Start of Supplied information

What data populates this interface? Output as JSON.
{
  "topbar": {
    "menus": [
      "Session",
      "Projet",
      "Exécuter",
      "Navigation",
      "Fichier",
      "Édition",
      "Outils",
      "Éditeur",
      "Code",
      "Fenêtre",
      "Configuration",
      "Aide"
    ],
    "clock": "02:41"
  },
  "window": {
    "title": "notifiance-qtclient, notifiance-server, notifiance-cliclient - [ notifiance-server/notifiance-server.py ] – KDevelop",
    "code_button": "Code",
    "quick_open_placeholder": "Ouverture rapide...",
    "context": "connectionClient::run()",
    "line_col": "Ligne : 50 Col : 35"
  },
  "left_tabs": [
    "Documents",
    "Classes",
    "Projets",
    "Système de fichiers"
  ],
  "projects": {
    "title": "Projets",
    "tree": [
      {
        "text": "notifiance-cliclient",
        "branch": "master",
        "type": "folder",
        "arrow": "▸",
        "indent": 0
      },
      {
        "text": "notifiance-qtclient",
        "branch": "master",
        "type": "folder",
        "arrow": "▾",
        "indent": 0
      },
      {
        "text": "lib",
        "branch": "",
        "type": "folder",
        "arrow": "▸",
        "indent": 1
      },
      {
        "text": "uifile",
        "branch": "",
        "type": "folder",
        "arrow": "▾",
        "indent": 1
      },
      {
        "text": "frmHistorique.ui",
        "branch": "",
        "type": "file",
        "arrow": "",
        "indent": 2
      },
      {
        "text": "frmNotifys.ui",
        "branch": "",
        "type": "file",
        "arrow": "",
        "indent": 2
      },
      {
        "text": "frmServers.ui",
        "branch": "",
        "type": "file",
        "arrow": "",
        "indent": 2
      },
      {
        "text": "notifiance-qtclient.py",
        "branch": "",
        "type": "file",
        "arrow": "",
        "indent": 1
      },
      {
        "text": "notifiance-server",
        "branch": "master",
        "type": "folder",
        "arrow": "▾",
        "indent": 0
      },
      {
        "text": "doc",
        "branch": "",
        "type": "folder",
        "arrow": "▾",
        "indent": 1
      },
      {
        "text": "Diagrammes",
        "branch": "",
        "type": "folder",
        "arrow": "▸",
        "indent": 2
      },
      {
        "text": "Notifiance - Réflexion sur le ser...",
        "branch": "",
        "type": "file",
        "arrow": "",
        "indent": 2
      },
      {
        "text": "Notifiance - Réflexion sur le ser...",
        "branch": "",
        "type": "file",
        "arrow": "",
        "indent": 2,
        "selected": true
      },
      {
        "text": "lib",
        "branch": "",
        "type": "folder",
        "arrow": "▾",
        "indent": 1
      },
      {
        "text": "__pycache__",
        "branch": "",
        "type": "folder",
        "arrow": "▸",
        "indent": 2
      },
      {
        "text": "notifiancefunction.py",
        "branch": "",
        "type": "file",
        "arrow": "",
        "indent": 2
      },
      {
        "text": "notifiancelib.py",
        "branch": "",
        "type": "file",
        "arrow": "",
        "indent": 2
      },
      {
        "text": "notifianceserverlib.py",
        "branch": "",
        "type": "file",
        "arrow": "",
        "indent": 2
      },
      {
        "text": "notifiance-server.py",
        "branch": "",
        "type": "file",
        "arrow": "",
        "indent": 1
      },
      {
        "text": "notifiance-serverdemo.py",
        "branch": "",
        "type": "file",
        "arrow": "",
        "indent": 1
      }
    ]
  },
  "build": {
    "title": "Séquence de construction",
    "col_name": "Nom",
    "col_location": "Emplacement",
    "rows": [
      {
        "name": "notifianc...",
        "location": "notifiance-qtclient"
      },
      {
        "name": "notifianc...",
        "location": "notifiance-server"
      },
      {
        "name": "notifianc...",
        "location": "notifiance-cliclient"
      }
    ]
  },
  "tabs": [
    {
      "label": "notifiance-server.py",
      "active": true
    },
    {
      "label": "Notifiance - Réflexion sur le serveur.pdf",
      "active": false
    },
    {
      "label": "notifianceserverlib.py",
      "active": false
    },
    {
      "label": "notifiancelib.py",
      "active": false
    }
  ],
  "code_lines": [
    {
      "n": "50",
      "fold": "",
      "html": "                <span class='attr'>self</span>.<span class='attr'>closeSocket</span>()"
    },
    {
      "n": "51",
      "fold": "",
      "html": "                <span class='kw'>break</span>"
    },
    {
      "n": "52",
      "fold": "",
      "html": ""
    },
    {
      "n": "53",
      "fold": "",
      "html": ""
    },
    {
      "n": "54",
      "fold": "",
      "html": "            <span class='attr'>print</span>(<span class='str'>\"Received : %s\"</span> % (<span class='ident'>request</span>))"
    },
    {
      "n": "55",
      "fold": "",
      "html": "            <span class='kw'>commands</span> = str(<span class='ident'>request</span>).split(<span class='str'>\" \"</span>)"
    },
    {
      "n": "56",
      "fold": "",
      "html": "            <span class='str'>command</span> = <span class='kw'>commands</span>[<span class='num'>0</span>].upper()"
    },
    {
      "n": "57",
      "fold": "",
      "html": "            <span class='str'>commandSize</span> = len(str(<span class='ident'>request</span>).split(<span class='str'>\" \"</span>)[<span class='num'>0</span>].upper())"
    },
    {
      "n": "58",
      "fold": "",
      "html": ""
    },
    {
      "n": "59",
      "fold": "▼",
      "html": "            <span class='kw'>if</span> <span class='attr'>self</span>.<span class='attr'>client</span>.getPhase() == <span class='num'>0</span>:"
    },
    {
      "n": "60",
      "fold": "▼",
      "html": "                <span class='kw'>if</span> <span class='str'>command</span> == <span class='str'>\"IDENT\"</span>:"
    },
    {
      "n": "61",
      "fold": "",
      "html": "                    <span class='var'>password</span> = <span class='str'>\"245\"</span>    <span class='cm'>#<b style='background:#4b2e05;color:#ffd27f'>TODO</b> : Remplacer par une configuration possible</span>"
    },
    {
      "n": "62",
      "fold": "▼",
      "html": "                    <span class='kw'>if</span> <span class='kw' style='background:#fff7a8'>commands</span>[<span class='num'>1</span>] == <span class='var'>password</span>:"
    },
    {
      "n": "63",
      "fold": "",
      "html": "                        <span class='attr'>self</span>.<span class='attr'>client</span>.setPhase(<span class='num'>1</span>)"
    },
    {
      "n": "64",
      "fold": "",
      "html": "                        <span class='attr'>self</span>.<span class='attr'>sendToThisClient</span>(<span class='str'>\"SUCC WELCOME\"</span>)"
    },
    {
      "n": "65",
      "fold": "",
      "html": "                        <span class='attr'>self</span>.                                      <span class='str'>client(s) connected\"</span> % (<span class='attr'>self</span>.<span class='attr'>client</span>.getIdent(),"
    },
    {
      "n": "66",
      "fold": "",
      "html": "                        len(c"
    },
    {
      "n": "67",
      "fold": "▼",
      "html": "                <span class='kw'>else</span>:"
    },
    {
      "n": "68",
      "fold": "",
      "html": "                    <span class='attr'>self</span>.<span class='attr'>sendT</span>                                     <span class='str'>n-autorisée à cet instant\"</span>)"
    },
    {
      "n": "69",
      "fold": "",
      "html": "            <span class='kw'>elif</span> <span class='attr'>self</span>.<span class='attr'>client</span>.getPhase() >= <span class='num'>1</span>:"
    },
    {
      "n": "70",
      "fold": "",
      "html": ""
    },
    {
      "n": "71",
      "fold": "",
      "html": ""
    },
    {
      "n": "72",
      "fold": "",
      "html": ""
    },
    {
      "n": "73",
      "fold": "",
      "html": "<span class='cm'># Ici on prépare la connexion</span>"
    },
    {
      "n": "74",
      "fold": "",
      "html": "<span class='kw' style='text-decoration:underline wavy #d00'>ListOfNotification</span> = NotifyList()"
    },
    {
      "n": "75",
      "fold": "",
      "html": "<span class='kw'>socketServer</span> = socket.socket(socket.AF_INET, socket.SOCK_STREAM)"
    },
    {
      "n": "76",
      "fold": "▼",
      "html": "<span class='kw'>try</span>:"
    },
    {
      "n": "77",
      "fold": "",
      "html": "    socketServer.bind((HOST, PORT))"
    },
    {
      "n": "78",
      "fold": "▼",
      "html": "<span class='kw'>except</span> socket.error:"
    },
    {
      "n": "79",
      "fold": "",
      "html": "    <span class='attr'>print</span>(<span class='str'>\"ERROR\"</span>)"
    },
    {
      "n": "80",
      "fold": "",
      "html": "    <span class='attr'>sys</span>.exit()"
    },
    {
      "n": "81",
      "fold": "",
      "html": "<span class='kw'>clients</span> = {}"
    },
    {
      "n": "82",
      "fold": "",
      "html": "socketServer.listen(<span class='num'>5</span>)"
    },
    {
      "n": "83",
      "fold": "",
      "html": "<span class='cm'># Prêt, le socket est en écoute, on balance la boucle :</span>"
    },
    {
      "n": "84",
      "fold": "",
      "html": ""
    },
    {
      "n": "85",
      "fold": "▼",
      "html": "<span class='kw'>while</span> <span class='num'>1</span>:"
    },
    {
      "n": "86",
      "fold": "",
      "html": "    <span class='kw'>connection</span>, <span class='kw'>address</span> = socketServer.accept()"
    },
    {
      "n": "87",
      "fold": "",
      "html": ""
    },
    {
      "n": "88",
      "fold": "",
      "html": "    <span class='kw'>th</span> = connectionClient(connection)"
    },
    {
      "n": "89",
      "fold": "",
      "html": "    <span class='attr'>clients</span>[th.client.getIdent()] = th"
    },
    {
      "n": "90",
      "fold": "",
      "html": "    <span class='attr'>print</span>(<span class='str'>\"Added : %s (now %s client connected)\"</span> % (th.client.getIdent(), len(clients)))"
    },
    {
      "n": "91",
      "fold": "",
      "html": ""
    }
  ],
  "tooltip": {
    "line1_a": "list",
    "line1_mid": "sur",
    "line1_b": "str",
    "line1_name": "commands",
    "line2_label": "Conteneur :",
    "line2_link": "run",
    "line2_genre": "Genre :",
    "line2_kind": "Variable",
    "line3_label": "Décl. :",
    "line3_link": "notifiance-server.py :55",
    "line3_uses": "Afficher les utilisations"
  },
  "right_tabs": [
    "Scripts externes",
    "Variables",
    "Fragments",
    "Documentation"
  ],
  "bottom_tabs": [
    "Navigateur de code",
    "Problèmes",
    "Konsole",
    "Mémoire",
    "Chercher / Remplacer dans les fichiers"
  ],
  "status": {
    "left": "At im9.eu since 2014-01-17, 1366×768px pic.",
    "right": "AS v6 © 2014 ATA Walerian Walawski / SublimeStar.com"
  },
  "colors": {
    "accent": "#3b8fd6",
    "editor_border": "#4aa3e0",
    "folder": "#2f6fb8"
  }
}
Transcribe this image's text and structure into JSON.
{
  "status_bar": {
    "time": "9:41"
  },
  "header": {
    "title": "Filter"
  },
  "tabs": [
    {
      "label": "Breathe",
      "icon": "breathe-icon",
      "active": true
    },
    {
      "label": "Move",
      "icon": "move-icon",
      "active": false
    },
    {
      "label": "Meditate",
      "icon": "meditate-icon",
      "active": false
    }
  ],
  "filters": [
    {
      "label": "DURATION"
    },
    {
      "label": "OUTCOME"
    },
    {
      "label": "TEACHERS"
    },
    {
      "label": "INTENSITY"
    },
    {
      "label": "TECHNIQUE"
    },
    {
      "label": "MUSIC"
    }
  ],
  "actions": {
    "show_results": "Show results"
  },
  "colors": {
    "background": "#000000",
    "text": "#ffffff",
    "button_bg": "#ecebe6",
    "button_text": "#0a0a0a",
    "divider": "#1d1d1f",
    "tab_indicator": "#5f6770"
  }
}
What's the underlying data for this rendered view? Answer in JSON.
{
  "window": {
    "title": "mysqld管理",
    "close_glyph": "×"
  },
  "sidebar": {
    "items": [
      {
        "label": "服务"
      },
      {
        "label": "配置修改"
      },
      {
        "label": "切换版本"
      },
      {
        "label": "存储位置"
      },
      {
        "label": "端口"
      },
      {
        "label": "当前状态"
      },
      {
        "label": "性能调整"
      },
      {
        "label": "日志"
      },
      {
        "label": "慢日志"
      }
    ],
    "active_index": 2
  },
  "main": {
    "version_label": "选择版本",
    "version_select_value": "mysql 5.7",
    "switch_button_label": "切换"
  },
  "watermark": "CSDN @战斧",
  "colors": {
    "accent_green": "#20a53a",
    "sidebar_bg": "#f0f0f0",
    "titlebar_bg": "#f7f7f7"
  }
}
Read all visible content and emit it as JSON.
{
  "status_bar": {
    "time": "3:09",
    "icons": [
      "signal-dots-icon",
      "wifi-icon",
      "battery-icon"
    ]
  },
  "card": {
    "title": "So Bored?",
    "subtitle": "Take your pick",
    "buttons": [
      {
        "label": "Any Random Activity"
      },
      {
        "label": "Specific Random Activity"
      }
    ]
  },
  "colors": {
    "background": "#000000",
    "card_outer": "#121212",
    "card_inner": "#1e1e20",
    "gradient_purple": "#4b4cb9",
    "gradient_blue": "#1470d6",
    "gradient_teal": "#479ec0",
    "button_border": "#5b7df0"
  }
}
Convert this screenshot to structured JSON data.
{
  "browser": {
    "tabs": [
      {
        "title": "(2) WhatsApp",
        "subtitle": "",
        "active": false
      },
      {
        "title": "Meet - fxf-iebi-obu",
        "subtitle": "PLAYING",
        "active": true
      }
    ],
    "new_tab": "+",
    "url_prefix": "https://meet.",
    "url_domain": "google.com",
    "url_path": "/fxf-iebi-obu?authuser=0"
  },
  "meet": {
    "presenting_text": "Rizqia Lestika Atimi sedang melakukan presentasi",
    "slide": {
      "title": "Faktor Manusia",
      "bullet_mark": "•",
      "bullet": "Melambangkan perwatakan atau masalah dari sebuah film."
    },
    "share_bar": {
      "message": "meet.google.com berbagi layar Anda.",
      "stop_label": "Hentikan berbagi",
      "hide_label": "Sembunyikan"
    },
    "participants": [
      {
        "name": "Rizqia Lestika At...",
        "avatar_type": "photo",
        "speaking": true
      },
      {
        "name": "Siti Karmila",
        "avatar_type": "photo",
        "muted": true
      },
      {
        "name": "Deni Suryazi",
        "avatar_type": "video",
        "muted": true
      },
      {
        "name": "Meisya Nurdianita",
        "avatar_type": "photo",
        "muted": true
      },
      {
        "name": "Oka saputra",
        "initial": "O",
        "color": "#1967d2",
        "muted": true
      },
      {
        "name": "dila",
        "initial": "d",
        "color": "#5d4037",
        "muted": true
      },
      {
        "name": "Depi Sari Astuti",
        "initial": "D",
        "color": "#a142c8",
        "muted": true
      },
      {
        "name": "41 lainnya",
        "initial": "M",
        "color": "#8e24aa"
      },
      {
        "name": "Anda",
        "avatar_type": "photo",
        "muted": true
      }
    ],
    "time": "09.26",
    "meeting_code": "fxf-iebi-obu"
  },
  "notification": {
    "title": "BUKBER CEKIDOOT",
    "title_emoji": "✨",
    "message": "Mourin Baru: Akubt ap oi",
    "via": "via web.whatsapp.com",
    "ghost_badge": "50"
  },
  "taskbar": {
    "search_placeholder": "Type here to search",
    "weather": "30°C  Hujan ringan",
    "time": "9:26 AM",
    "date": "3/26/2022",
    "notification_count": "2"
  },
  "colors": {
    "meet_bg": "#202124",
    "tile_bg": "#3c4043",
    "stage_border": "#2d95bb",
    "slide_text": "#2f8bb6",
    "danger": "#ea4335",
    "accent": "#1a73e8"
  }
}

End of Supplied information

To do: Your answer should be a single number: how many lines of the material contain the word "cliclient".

Written reply: 3